→ **PROBLEM DESCRIPTION**
Lines of the listing below that contain the string "true" are to be returned.
- - - - - - -
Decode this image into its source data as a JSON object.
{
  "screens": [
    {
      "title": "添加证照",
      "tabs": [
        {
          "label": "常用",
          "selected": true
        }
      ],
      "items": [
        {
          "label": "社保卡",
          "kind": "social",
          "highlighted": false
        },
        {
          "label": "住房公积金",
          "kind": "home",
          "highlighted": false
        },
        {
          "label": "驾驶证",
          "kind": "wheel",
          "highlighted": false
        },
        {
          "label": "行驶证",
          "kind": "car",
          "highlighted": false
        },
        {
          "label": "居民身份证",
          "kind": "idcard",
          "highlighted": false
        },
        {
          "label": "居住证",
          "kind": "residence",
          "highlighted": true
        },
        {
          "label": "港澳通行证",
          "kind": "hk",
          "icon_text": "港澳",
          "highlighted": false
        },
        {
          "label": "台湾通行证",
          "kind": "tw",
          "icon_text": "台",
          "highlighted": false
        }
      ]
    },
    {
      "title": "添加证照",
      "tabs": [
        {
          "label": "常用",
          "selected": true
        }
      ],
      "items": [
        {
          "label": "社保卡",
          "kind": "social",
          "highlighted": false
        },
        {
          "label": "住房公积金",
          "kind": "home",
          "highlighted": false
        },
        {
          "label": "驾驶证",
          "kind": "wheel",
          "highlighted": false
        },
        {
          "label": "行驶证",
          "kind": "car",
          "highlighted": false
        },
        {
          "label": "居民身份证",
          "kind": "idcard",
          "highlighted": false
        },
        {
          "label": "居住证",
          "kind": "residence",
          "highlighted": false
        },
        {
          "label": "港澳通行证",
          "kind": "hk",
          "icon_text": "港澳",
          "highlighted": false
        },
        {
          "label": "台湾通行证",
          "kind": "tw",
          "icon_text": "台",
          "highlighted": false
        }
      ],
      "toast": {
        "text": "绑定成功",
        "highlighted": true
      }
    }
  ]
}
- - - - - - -
→ **PROBLEM SOLUTION**
          "selected": true
          "highlighted": true
          "selected": true
        "highlighted": true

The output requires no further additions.